Saved entries
———
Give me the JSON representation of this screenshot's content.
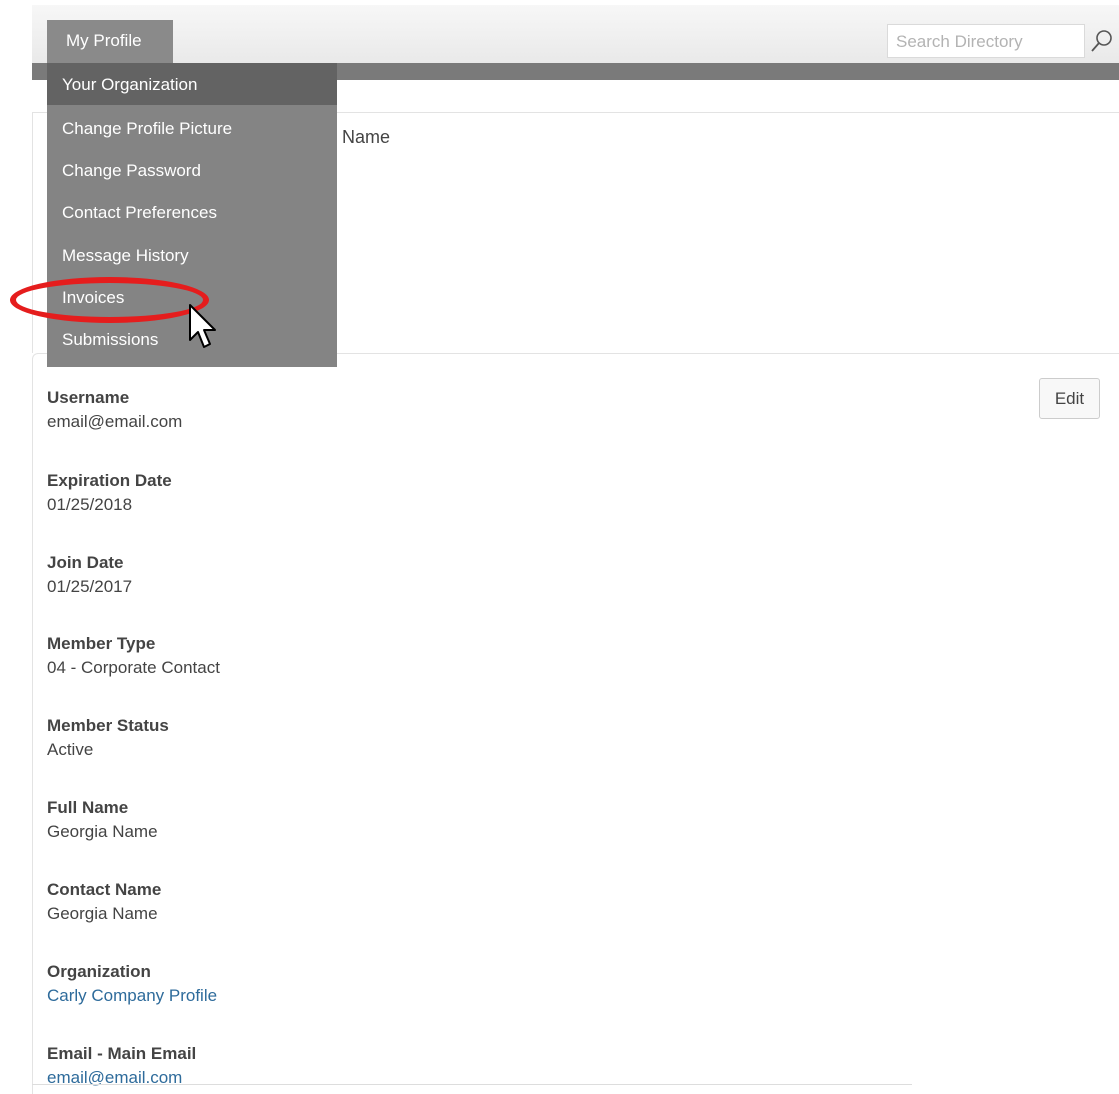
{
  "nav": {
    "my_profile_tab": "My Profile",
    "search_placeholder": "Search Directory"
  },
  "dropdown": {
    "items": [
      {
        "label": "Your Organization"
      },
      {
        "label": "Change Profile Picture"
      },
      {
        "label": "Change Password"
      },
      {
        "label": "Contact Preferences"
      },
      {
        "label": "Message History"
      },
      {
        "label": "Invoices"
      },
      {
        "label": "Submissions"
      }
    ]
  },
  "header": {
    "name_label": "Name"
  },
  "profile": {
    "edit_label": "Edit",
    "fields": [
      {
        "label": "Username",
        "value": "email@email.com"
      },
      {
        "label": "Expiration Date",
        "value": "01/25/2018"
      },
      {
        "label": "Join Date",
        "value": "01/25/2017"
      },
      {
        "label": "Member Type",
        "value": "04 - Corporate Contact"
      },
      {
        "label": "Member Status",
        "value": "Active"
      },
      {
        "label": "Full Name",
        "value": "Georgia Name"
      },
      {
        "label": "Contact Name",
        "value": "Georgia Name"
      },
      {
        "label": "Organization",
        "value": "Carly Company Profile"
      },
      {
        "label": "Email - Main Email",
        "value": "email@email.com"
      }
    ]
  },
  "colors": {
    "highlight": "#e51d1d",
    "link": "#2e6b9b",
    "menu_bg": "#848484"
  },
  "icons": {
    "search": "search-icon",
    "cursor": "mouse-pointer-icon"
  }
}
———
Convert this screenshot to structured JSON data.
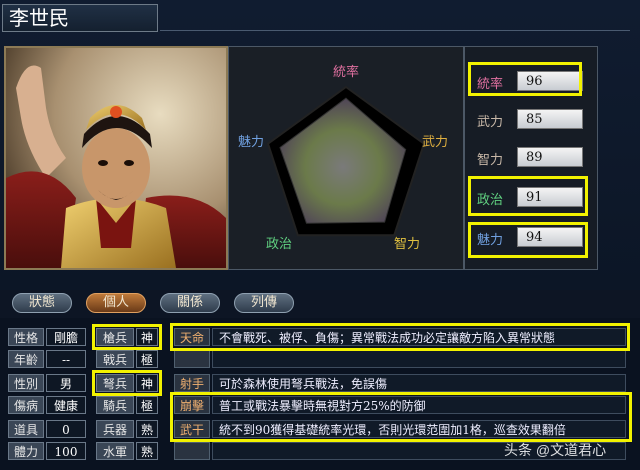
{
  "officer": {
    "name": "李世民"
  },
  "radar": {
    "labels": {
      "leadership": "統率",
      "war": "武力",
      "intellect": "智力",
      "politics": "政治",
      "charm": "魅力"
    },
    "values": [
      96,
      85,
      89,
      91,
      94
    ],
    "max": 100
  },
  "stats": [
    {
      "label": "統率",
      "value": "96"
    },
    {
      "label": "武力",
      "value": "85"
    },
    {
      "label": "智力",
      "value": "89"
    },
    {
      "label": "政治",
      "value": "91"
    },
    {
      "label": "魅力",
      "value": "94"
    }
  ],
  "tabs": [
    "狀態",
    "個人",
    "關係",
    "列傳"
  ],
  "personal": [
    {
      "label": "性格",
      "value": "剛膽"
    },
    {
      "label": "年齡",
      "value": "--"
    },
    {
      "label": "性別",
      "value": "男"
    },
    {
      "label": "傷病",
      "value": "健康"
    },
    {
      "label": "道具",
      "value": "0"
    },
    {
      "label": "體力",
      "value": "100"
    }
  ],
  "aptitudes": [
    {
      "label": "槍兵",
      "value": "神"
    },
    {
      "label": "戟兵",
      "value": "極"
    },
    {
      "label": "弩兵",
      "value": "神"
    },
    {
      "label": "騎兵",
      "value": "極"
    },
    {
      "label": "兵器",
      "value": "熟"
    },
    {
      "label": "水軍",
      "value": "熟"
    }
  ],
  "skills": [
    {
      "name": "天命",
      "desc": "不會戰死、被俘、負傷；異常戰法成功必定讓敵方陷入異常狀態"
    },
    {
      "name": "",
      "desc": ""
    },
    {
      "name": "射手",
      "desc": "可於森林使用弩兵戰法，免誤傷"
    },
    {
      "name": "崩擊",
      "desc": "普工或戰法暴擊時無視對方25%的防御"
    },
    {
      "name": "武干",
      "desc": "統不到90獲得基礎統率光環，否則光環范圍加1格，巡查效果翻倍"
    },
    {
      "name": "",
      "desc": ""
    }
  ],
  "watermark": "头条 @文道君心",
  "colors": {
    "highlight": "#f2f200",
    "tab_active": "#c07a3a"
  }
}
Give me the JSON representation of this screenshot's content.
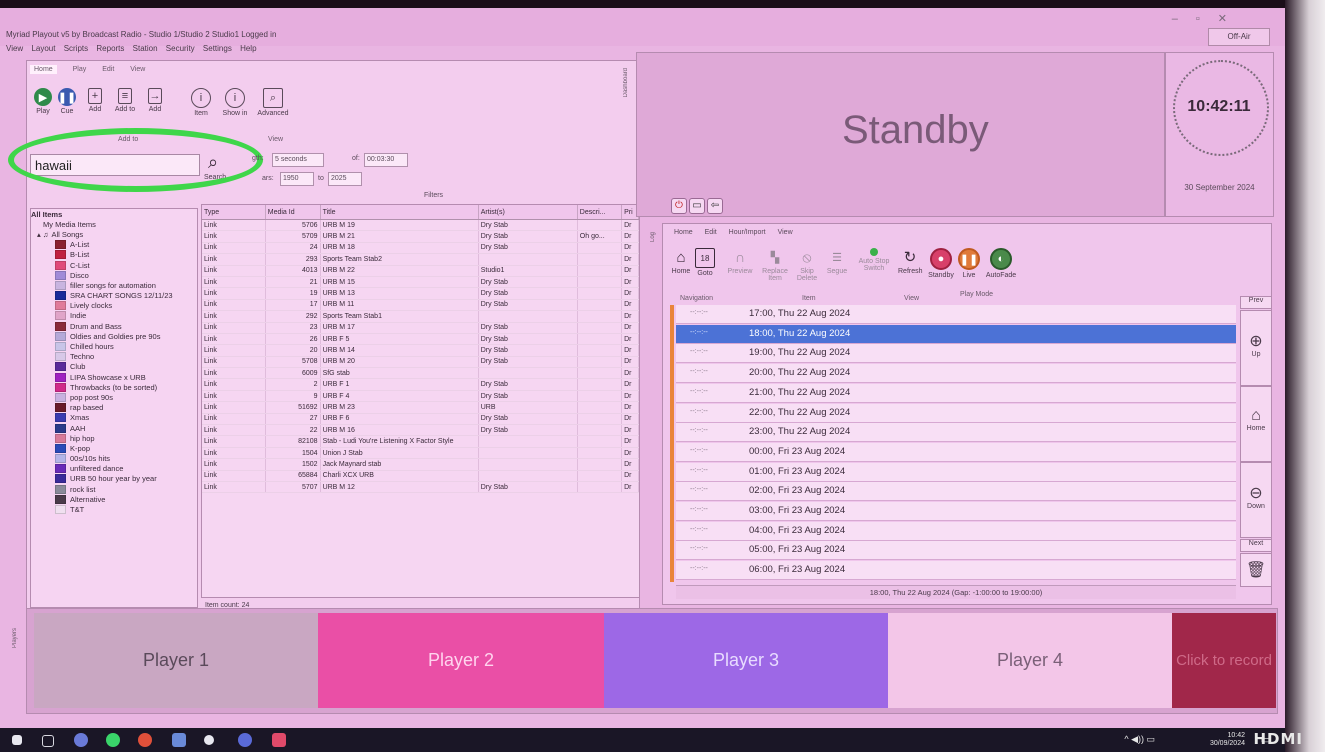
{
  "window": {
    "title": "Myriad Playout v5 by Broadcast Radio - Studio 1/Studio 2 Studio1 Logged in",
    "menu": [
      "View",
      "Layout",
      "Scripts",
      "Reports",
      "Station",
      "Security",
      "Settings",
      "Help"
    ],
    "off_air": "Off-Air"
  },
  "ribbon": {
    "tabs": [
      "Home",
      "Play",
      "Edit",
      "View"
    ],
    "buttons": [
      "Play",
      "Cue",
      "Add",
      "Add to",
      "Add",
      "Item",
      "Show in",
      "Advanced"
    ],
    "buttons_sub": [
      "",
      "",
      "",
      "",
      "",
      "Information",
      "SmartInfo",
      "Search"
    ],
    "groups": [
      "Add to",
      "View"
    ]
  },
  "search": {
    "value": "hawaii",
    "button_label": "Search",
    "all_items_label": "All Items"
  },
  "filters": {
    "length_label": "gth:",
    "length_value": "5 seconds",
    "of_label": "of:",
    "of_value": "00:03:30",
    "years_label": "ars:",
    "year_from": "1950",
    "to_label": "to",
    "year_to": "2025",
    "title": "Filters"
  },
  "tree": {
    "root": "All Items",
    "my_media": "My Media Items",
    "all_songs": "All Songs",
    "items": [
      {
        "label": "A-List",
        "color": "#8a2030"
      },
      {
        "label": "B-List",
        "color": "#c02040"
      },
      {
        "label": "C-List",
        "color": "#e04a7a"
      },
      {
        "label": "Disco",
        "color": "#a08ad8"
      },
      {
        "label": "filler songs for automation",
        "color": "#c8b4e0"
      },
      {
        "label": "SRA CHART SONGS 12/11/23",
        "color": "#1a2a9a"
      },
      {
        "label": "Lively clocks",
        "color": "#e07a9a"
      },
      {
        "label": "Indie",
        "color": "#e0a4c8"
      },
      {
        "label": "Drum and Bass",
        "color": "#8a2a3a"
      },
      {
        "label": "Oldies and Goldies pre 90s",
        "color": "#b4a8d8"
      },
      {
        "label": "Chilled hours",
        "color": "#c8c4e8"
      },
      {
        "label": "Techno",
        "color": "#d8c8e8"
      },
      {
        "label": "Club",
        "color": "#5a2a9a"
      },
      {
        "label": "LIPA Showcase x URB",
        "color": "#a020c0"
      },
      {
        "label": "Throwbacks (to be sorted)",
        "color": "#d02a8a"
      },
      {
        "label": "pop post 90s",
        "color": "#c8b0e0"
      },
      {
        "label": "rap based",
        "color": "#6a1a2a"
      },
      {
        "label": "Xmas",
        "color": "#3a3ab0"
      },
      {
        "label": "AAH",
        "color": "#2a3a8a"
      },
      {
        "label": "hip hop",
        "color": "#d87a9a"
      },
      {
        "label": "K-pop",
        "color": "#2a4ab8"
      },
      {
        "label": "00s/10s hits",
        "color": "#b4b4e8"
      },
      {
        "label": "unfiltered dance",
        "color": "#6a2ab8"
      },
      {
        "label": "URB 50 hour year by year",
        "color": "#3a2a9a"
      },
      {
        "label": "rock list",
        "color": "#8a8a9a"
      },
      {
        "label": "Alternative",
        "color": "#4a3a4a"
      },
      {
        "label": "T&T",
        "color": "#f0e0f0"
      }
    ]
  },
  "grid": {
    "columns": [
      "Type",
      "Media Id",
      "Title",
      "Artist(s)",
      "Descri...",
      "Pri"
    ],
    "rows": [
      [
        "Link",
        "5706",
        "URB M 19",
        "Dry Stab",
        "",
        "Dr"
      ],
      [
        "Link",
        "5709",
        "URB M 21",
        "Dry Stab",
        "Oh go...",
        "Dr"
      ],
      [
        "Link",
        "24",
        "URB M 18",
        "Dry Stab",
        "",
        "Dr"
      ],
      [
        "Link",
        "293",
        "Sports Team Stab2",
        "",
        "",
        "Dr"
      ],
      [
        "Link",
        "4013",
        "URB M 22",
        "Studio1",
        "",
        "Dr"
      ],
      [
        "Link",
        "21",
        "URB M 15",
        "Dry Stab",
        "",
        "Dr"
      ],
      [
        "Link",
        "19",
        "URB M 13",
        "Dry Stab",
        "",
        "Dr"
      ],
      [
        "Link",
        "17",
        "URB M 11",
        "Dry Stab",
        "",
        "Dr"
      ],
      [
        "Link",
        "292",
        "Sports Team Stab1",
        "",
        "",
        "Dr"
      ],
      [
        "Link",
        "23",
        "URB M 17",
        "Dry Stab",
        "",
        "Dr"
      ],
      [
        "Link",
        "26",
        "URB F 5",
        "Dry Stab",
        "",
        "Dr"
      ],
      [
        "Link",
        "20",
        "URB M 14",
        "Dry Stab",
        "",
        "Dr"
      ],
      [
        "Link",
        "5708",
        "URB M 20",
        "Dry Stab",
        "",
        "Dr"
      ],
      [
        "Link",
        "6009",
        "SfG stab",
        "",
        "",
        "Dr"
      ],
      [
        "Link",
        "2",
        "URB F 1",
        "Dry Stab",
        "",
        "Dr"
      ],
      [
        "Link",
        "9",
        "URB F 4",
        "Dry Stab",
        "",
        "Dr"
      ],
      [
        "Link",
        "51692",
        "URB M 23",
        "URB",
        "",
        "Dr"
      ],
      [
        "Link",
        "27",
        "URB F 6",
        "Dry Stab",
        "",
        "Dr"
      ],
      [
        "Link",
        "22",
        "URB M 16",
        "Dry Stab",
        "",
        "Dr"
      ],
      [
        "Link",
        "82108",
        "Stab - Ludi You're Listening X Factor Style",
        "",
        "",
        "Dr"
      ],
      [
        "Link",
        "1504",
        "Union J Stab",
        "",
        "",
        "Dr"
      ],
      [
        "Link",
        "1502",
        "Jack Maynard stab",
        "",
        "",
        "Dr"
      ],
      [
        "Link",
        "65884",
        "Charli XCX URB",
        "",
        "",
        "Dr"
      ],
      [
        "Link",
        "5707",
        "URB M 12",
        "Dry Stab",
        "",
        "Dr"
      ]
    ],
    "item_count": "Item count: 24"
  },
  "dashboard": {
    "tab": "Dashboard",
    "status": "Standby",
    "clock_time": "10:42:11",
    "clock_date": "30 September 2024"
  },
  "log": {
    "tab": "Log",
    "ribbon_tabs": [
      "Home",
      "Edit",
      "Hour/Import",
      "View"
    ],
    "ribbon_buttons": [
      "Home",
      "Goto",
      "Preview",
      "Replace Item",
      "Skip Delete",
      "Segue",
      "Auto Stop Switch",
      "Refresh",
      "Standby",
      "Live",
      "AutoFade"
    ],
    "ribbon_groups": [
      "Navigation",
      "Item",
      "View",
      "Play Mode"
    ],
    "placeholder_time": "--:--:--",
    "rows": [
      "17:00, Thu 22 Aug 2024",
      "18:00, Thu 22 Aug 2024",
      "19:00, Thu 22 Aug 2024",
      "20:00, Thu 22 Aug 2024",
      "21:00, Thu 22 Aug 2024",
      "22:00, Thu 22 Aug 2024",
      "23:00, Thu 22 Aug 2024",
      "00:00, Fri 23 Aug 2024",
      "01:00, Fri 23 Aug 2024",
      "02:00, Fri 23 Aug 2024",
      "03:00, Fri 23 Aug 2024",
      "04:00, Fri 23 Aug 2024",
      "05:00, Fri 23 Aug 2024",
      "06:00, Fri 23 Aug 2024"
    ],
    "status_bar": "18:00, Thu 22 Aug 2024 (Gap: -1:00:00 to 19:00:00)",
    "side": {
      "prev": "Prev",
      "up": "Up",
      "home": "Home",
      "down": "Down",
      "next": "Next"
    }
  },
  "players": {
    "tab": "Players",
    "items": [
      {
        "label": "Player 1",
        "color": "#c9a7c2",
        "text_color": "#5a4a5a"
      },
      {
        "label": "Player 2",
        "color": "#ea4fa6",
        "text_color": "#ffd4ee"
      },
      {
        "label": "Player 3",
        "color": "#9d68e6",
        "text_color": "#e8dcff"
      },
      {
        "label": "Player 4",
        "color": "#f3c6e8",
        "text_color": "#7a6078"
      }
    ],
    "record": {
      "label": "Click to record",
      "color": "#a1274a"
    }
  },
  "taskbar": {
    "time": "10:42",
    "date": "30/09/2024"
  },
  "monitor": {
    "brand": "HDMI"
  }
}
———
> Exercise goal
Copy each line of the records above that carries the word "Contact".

> Answer section
        "label": "Contact Preferences"
        "value": "04 - Corporate Contact"
        "label": "Contact Name",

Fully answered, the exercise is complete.